Q: I often hear about emotional intelligence and how important it is not only in our personal life but also at work. Can you tell me more about this topic?
A: Thank you for your question. Here are thoughts from Ronnie Ann (workcoachcafe.com).
I first heard the term emotional intelligence linked to work in a coaching class. The teacher assigned us Daniel Goleman’s book Emotional Intelligence: Why It Can Matter More Than IQ. As I began reading, I realized so much of what Goleman was talking about was just common sense – something we need much more of at work.
Basically, emotional intelligence is about understanding our emotions (and the emotions of those around us) and learning to manage the way we handle them – in the workplace as well as in the rest of our lives. How you manage your emotions at work – feelings like anger, jealousy, feeling slighted, feeling misunderstood, feeling under-appreciated, resentment, hopelessness, insecurity, fear, anxiety, feeling isolated, feeling powerless, etc. – can make all the difference to your career and daily work life. Now we all feel at least some of these feelings (emotions) at one time or another; but the trick is… how do you handle your own reactions in the workplace? What can you do to consciously and intentionally manage those feelings so the real you can shine through?
1. First and foremost…don’t give up your power!
Each and every one of us feels powerless at some time or another – and all too often such feelings arise in the workplace. It’s really important for you to know you are not alone in this. When you feel trapped, our power shrinks – as does your ability to see solutions right before your eyes. So even if you’re staying in a job because your family depends on you to bring home that paycheck, give yourself credit for making that choice – and for the strength it takes to do just that. Rather than feeling like a victim, you can start to think about ways to use your power to get yourself into a better situation, either with your current company (there are often ways we don’t see) or elsewhere. But you won’t get anywhere if you feel powerless to affect your own fate!
2. Build strong relationships at work. One of the most important things you can do – something that can shape your entire work experience and career – is to start to build a strong support network from the first day you begin a job. Slowly, over time, these alliances will be there to help you move ahead, and also when you need support accomplishing every day assignments. Now some people will resist your attempts based on their own agendas or views of the world. Don’t let that bother you. Focus on those relationships you can build by being helpful and supportive (and creative and capable) as you get chances to work together. Most importantly, base the relationships on positive actions and not office gossip or complaints.
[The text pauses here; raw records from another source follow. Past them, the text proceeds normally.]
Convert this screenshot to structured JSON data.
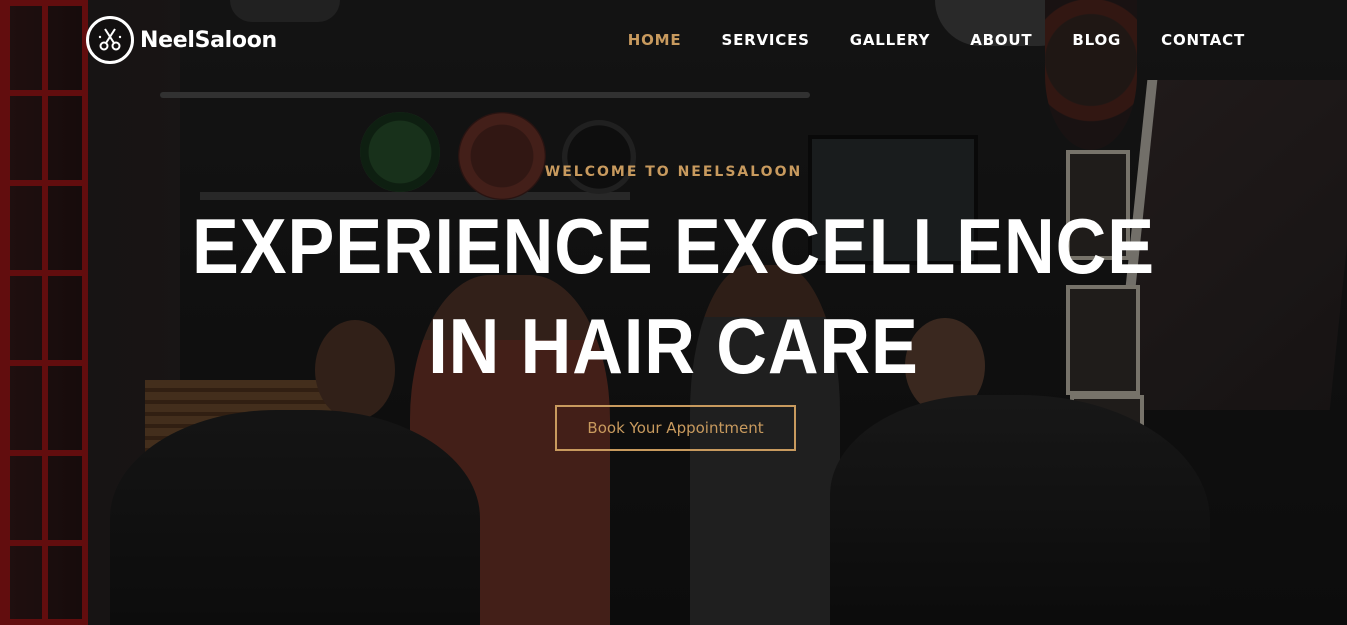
{
  "brand": {
    "name": "NeelSaloon",
    "icon": "scissors-comb-icon",
    "accent_color": "#c89a5e"
  },
  "nav": {
    "items": [
      {
        "label": "HOME",
        "active": true
      },
      {
        "label": "SERVICES",
        "active": false
      },
      {
        "label": "GALLERY",
        "active": false
      },
      {
        "label": "ABOUT",
        "active": false
      },
      {
        "label": "BLOG",
        "active": false
      },
      {
        "label": "CONTACT",
        "active": false
      }
    ]
  },
  "hero": {
    "eyebrow": "WELCOME TO NEELSALOON",
    "headline": "EXPERIENCE EXCELLENCE IN HAIR CARE",
    "cta_label": "Book Your Appointment",
    "background": "barbershop-photo"
  }
}
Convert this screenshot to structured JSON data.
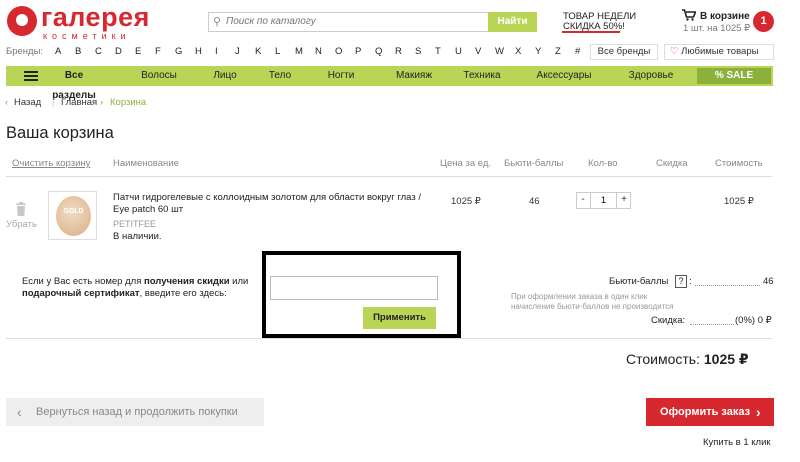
{
  "header": {
    "logo_name": "галерея",
    "logo_sub": "косметики",
    "search_placeholder": "Поиск по каталогу",
    "search_button": "Найти",
    "promo_line1": "ТОВАР НЕДЕЛИ",
    "promo_line2": "СКИДКА 50%!",
    "cart_title": "В корзине",
    "cart_sub": "1 шт. на 1025 ₽",
    "cart_count": "1"
  },
  "brands": {
    "label": "Бренды:",
    "letters": [
      "A",
      "B",
      "C",
      "D",
      "E",
      "F",
      "G",
      "H",
      "I",
      "J",
      "K",
      "L",
      "M",
      "N",
      "O",
      "P",
      "Q",
      "R",
      "S",
      "T",
      "U",
      "V",
      "W",
      "X",
      "Y",
      "Z",
      "#"
    ],
    "all_brands": "Все бренды",
    "favorites": "Любимые товары"
  },
  "menu": {
    "items": [
      "Все разделы",
      "Волосы",
      "Лицо",
      "Тело",
      "Ногти",
      "Макияж",
      "Техника",
      "Аксессуары",
      "Здоровье"
    ],
    "sale": "% SALE"
  },
  "breadcrumb": {
    "back": "Назад",
    "home": "Главная",
    "current": "Корзина"
  },
  "page_title": "Ваша корзина",
  "table": {
    "clear": "Очистить корзину",
    "name": "Наименование",
    "price": "Цена за ед.",
    "beauty_points": "Бьюти-баллы",
    "qty": "Кол-во",
    "discount": "Скидка",
    "cost": "Стоимость"
  },
  "item": {
    "remove": "Убрать",
    "thumb_label": "GOLD",
    "name": "Патчи гидрогелевые с коллоидным золотом для области вокруг глаз / Eye patch 60 шт",
    "brand": "PETITFEE",
    "stock": "В наличии.",
    "price": "1025 ₽",
    "beauty_points": "46",
    "qty": "1",
    "minus": "-",
    "plus": "+",
    "cost": "1025 ₽"
  },
  "coupon": {
    "text_1": "Если у Вас есть номер для ",
    "text_2": "получения скидки",
    "text_3": " или ",
    "text_4": "подарочный сертификат",
    "text_5": ", введите его здесь:",
    "apply": "Применить",
    "value": ""
  },
  "totals": {
    "beauty_label": "Бьюти-баллы",
    "beauty_help": "?",
    "beauty_colon": ":",
    "beauty_value": "46",
    "note": "При оформлении заказа в один клик начисление бьюти-баллов не производится",
    "discount_label": "Скидка:",
    "discount_value": "(0%) 0 ₽",
    "total_label": "Стоимость:",
    "total_value": "1025 ₽"
  },
  "footer": {
    "back": "Вернуться назад и продолжить покупки",
    "order": "Оформить заказ",
    "one_click": "Купить в 1 клик"
  },
  "colors": {
    "brand_red": "#d7282f",
    "accent_green": "#b9d556"
  }
}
3. Your attitude at work. If you come in with a sour attitude or always see them as wrong and you as right, you are the one who loses out. I remember a woman I worked with who is extremely bright and talented. But she spent each day feeling slighted (oh those feelings) and telling people off. And then she was angry when people didn’t want to work with her or she got passed over for promotions.
4. When emotions hold you prisoner. Sometimes, for whatever reason, you find yourself getting caught up in a rush of anger or frustration. At times like these, remember your power to choose and help change things for yourself. Also remember that letting your emotions control you takes the control out of your hands. (Also be aware of things you might have done or are doing to set yourself up as a target.).
5. Beware the blame game. The blame game is when you point your finger at everyone and everything except yourself, blaming the world for your misfortunes. This is simply spinning your wheels. As I’ve mentioned before, when you get caught up in emotions or useless behaviors, you lose precious time and perspective that could be helping you create a more enjoyable experience for yourself in this job and in future jobs. It’s important to vent at times and to both acknowledge and discuss your feelings, but if your days are filled with blame and venting at the workplace, you’re only setting yourself up for more dissatisfaction. People react to who they see and not who you really might be – or what you could offer them if you could only step past those wheelspinning behaviors. Basically, what they see is what (the impression) they get.
6. Being right just doesn’t matter. “Of course it does!” I hear one or two of you shouting at the screen. Oh…sure it feels great. But if you spend your day being caught up in being right – and making sure everyone knows you are – you’re focusing on the wrong things and you’ll only wind up diverting yourself from getting ahead. More time spinning your wheels. To revert to my grade school years…nobody likes a smarty pants! In the workplace, actions speak louder than words. Prove your worth not by being right all the time but by being someone who helps things get done and problems solved. Down the road, people will see you know what you’re doing. You don’t have to be right in every case to be extremely effective and appreciated.
7. Seeing possibility. When we get out of seeing the anger and hurt and all that is missing in our work lives, we open up to seeing what might turn into real opportunity. Possibility is all around us if we just learn how to look for it.